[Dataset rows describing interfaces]
===

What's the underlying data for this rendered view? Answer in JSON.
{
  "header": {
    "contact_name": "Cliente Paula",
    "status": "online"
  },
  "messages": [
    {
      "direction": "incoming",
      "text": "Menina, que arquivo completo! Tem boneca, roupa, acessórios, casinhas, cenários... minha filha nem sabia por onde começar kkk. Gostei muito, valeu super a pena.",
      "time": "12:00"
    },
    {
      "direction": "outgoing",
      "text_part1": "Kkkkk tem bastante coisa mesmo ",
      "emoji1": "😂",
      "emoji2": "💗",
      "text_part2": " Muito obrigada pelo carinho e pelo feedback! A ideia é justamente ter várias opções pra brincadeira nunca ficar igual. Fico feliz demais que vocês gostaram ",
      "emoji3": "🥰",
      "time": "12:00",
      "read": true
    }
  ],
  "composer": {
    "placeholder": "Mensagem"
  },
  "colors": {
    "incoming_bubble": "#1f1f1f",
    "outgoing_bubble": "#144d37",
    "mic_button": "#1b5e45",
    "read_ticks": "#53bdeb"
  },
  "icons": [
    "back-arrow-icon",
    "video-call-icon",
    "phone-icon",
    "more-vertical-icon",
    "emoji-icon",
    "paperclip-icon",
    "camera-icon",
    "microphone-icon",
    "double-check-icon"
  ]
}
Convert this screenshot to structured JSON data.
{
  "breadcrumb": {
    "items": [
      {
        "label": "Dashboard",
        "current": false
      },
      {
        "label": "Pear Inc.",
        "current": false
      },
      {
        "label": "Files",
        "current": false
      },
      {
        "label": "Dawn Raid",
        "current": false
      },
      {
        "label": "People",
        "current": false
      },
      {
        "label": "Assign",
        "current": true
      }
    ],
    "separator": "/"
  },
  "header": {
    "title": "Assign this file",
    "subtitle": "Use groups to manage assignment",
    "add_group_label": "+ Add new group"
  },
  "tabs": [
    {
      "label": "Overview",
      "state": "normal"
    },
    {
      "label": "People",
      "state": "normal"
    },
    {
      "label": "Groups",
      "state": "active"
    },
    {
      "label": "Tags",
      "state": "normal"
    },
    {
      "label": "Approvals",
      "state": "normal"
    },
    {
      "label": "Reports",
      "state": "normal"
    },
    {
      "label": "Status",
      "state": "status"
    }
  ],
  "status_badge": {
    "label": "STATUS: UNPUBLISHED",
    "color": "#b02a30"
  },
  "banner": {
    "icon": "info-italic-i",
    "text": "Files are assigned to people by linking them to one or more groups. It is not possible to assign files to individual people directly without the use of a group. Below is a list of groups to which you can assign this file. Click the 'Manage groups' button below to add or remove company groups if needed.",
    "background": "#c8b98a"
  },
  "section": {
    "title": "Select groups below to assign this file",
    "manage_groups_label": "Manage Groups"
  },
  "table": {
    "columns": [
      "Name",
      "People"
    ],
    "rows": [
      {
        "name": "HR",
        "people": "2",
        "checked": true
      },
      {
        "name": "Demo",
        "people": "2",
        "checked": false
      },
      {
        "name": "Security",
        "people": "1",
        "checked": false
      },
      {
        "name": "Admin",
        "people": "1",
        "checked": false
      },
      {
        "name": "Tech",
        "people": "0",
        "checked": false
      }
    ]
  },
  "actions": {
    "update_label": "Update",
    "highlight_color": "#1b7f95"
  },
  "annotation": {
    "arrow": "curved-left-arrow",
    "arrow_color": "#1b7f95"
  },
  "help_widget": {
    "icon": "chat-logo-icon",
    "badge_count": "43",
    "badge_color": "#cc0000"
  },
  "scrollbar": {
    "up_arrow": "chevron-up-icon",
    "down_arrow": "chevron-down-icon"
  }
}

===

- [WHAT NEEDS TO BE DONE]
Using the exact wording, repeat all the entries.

- [REPLY TO THE TASK]
What's the underlying data for this rendered view? Answer in JSON.
{
  "header": {
    "contact_name": "Cliente Paula",
    "status": "online"
  },
  "messages": [
    {
      "direction": "incoming",
      "text": "Menina, que arquivo completo! Tem boneca, roupa, acessórios, casinhas, cenários... minha filha nem sabia por onde começar kkk. Gostei muito, valeu super a pena.",
      "time": "12:00"
    },
    {
      "direction": "outgoing",
      "text_part1": "Kkkkk tem bastante coisa mesmo ",
      "emoji1": "😂",
      "emoji2": "💗",
      "text_part2": " Muito obrigada pelo carinho e pelo feedback! A ideia é justamente ter várias opções pra brincadeira nunca ficar igual. Fico feliz demais que vocês gostaram ",
      "emoji3": "🥰",
      "time": "12:00",
      "read": true
    }
  ],
  "composer": {
    "placeholder": "Mensagem"
  },
  "colors": {
    "incoming_bubble": "#1f1f1f",
    "outgoing_bubble": "#144d37",
    "mic_button": "#1b5e45",
    "read_ticks": "#53bdeb"
  },
  "icons": [
    "back-arrow-icon",
    "video-call-icon",
    "phone-icon",
    "more-vertical-icon",
    "emoji-icon",
    "paperclip-icon",
    "camera-icon",
    "microphone-icon",
    "double-check-icon"
  ]
}
Convert this screenshot to structured JSON data.
{
  "breadcrumb": {
    "items": [
      {
        "label": "Dashboard",
        "current": false
      },
      {
        "label": "Pear Inc.",
        "current": false
      },
      {
        "label": "Files",
        "current": false
      },
      {
        "label": "Dawn Raid",
        "current": false
      },
      {
        "label": "People",
        "current": false
      },
      {
        "label": "Assign",
        "current": true
      }
    ],
    "separator": "/"
  },
  "header": {
    "title": "Assign this file",
    "subtitle": "Use groups to manage assignment",
    "add_group_label": "+ Add new group"
  },
  "tabs": [
    {
      "label": "Overview",
      "state": "normal"
    },
    {
      "label": "People",
      "state": "normal"
    },
    {
      "label": "Groups",
      "state": "active"
    },
    {
      "label": "Tags",
      "state": "normal"
    },
    {
      "label": "Approvals",
      "state": "normal"
    },
    {
      "label": "Reports",
      "state": "normal"
    },
    {
      "label": "Status",
      "state": "status"
    }
  ],
  "status_badge": {
    "label": "STATUS: UNPUBLISHED",
    "color": "#b02a30"
  },
  "banner": {
    "icon": "info-italic-i",
    "text": "Files are assigned to people by linking them to one or more groups. It is not possible to assign files to individual people directly without the use of a group. Below is a list of groups to which you can assign this file. Click the 'Manage groups' button below to add or remove company groups if needed.",
    "background": "#c8b98a"
  },
  "section": {
    "title": "Select groups below to assign this file",
    "manage_groups_label": "Manage Groups"
  },
  "table": {
    "columns": [
      "Name",
      "People"
    ],
    "rows": [
      {
        "name": "HR",
        "people": "2",
        "checked": true
      },
      {
        "name": "Demo",
        "people": "2",
        "checked": false
      },
      {
        "name": "Security",
        "people": "1",
        "checked": false
      },
      {
        "name": "Admin",
        "people": "1",
        "checked": false
      },
      {
        "name": "Tech",
        "people": "0",
        "checked": false
      }
    ]
  },
  "actions": {
    "update_label": "Update",
    "highlight_color": "#1b7f95"
  },
  "annotation": {
    "arrow": "curved-left-arrow",
    "arrow_color": "#1b7f95"
  },
  "help_widget": {
    "icon": "chat-logo-icon",
    "badge_count": "43",
    "badge_color": "#cc0000"
  },
  "scrollbar": {
    "up_arrow": "chevron-up-icon",
    "down_arrow": "chevron-down-icon"
  }
}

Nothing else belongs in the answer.